MATERIAL FOR THIS EXERCISE
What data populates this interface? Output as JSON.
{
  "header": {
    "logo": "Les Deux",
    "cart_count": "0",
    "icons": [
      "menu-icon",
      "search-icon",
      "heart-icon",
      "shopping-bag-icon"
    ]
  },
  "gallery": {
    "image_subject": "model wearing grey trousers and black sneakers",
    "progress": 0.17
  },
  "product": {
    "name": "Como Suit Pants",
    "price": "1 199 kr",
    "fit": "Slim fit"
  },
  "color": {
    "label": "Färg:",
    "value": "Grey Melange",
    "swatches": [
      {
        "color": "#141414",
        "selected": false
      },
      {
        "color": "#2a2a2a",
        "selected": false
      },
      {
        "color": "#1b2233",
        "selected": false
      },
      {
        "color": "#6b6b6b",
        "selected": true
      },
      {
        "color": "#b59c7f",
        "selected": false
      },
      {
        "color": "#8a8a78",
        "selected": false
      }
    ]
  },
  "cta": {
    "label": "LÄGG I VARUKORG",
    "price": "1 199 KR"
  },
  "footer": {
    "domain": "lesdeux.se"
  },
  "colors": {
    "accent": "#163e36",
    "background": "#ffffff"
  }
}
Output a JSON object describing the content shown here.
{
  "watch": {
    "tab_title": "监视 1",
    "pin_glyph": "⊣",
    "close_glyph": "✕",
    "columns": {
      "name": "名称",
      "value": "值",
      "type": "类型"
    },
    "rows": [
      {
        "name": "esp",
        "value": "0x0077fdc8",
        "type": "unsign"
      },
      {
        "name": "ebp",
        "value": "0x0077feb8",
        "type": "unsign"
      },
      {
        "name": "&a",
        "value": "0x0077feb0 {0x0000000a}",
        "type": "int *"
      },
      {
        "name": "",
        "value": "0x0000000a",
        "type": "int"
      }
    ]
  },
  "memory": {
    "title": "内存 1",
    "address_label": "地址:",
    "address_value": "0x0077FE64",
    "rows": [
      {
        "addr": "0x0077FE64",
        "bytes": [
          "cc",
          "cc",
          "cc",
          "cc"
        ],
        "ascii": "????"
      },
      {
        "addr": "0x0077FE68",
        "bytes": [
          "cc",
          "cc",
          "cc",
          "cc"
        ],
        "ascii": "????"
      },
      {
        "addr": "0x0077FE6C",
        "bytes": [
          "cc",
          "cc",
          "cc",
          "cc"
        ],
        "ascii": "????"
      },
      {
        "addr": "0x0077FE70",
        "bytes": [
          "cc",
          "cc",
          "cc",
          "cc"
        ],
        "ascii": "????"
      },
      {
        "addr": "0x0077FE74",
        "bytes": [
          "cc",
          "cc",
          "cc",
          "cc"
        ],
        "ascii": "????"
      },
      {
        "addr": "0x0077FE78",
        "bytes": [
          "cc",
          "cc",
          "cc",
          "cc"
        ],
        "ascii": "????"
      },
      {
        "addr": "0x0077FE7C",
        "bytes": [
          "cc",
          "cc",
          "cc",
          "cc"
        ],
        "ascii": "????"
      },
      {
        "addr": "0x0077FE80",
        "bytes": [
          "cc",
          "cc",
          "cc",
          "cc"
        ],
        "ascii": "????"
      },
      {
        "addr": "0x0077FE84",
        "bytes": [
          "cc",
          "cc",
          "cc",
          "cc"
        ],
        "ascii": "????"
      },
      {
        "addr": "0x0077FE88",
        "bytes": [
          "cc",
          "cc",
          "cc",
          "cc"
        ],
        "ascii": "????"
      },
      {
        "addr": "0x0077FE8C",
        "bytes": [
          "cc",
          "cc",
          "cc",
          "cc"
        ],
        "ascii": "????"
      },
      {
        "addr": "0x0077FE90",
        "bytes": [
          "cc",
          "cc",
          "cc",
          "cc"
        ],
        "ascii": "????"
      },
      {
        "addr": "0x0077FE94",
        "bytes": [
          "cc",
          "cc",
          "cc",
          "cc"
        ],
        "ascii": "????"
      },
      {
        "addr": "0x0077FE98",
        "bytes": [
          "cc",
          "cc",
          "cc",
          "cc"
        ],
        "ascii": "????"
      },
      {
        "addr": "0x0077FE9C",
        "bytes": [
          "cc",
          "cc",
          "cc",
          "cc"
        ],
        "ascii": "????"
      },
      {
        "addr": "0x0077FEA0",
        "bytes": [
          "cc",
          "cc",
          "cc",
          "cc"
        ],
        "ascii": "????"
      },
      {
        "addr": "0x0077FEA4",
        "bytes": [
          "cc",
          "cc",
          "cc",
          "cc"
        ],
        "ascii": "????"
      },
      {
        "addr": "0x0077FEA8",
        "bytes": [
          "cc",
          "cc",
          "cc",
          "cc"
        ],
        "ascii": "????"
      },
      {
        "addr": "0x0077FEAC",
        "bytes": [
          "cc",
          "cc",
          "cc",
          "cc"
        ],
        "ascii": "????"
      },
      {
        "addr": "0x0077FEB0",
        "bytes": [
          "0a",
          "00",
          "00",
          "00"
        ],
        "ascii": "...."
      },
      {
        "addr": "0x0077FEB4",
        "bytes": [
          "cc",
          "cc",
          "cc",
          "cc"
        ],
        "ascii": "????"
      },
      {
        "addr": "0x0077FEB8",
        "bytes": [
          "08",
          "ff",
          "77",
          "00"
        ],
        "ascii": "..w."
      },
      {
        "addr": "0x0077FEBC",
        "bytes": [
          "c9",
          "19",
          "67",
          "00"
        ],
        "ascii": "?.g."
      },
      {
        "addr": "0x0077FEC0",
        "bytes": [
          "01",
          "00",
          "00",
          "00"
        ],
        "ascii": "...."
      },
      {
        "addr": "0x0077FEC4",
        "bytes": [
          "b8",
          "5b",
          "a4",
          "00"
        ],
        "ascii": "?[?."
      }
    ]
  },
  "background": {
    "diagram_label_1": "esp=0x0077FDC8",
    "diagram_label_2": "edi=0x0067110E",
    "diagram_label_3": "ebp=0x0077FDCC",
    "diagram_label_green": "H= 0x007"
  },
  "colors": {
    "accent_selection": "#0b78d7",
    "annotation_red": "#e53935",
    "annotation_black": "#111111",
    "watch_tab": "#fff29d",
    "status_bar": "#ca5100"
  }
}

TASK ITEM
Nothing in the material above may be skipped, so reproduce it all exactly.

SOLUTION TO THIS TASK
What data populates this interface? Output as JSON.
{
  "header": {
    "logo": "Les Deux",
    "cart_count": "0",
    "icons": [
      "menu-icon",
      "search-icon",
      "heart-icon",
      "shopping-bag-icon"
    ]
  },
  "gallery": {
    "image_subject": "model wearing grey trousers and black sneakers",
    "progress": 0.17
  },
  "product": {
    "name": "Como Suit Pants",
    "price": "1 199 kr",
    "fit": "Slim fit"
  },
  "color": {
    "label": "Färg:",
    "value": "Grey Melange",
    "swatches": [
      {
        "color": "#141414",
        "selected": false
      },
      {
        "color": "#2a2a2a",
        "selected": false
      },
      {
        "color": "#1b2233",
        "selected": false
      },
      {
        "color": "#6b6b6b",
        "selected": true
      },
      {
        "color": "#b59c7f",
        "selected": false
      },
      {
        "color": "#8a8a78",
        "selected": false
      }
    ]
  },
  "cta": {
    "label": "LÄGG I VARUKORG",
    "price": "1 199 KR"
  },
  "footer": {
    "domain": "lesdeux.se"
  },
  "colors": {
    "accent": "#163e36",
    "background": "#ffffff"
  }
}
Output a JSON object describing the content shown here.
{
  "watch": {
    "tab_title": "监视 1",
    "pin_glyph": "⊣",
    "close_glyph": "✕",
    "columns": {
      "name": "名称",
      "value": "值",
      "type": "类型"
    },
    "rows": [
      {
        "name": "esp",
        "value": "0x0077fdc8",
        "type": "unsign"
      },
      {
        "name": "ebp",
        "value": "0x0077feb8",
        "type": "unsign"
      },
      {
        "name": "&a",
        "value": "0x0077feb0 {0x0000000a}",
        "type": "int *"
      },
      {
        "name": "",
        "value": "0x0000000a",
        "type": "int"
      }
    ]
  },
  "memory": {
    "title": "内存 1",
    "address_label": "地址:",
    "address_value": "0x0077FE64",
    "rows": [
      {
        "addr": "0x0077FE64",
        "bytes": [
          "cc",
          "cc",
          "cc",
          "cc"
        ],
        "ascii": "????"
      },
      {
        "addr": "0x0077FE68",
        "bytes": [
          "cc",
          "cc",
          "cc",
          "cc"
        ],
        "ascii": "????"
      },
      {
        "addr": "0x0077FE6C",
        "bytes": [
          "cc",
          "cc",
          "cc",
          "cc"
        ],
        "ascii": "????"
      },
      {
        "addr": "0x0077FE70",
        "bytes": [
          "cc",
          "cc",
          "cc",
          "cc"
        ],
        "ascii": "????"
      },
      {
        "addr": "0x0077FE74",
        "bytes": [
          "cc",
          "cc",
          "cc",
          "cc"
        ],
        "ascii": "????"
      },
      {
        "addr": "0x0077FE78",
        "bytes": [
          "cc",
          "cc",
          "cc",
          "cc"
        ],
        "ascii": "????"
      },
      {
        "addr": "0x0077FE7C",
        "bytes": [
          "cc",
          "cc",
          "cc",
          "cc"
        ],
        "ascii": "????"
      },
      {
        "addr": "0x0077FE80",
        "bytes": [
          "cc",
          "cc",
          "cc",
          "cc"
        ],
        "ascii": "????"
      },
      {
        "addr": "0x0077FE84",
        "bytes": [
          "cc",
          "cc",
          "cc",
          "cc"
        ],
        "ascii": "????"
      },
      {
        "addr": "0x0077FE88",
        "bytes": [
          "cc",
          "cc",
          "cc",
          "cc"
        ],
        "ascii": "????"
      },
      {
        "addr": "0x0077FE8C",
        "bytes": [
          "cc",
          "cc",
          "cc",
          "cc"
        ],
        "ascii": "????"
      },
      {
        "addr": "0x0077FE90",
        "bytes": [
          "cc",
          "cc",
          "cc",
          "cc"
        ],
        "ascii": "????"
      },
      {
        "addr": "0x0077FE94",
        "bytes": [
          "cc",
          "cc",
          "cc",
          "cc"
        ],
        "ascii": "????"
      },
      {
        "addr": "0x0077FE98",
        "bytes": [
          "cc",
          "cc",
          "cc",
          "cc"
        ],
        "ascii": "????"
      },
      {
        "addr": "0x0077FE9C",
        "bytes": [
          "cc",
          "cc",
          "cc",
          "cc"
        ],
        "ascii": "????"
      },
      {
        "addr": "0x0077FEA0",
        "bytes": [
          "cc",
          "cc",
          "cc",
          "cc"
        ],
        "ascii": "????"
      },
      {
        "addr": "0x0077FEA4",
        "bytes": [
          "cc",
          "cc",
          "cc",
          "cc"
        ],
        "ascii": "????"
      },
      {
        "addr": "0x0077FEA8",
        "bytes": [
          "cc",
          "cc",
          "cc",
          "cc"
        ],
        "ascii": "????"
      },
      {
        "addr": "0x0077FEAC",
        "bytes": [
          "cc",
          "cc",
          "cc",
          "cc"
        ],
        "ascii": "????"
      },
      {
        "addr": "0x0077FEB0",
        "bytes": [
          "0a",
          "00",
          "00",
          "00"
        ],
        "ascii": "...."
      },
      {
        "addr": "0x0077FEB4",
        "bytes": [
          "cc",
          "cc",
          "cc",
          "cc"
        ],
        "ascii": "????"
      },
      {
        "addr": "0x0077FEB8",
        "bytes": [
          "08",
          "ff",
          "77",
          "00"
        ],
        "ascii": "..w."
      },
      {
        "addr": "0x0077FEBC",
        "bytes": [
          "c9",
          "19",
          "67",
          "00"
        ],
        "ascii": "?.g."
      },
      {
        "addr": "0x0077FEC0",
        "bytes": [
          "01",
          "00",
          "00",
          "00"
        ],
        "ascii": "...."
      },
      {
        "addr": "0x0077FEC4",
        "bytes": [
          "b8",
          "5b",
          "a4",
          "00"
        ],
        "ascii": "?[?."
      }
    ]
  },
  "background": {
    "diagram_label_1": "esp=0x0077FDC8",
    "diagram_label_2": "edi=0x0067110E",
    "diagram_label_3": "ebp=0x0077FDCC",
    "diagram_label_green": "H= 0x007"
  },
  "colors": {
    "accent_selection": "#0b78d7",
    "annotation_red": "#e53935",
    "annotation_black": "#111111",
    "watch_tab": "#fff29d",
    "status_bar": "#ca5100"
  }
}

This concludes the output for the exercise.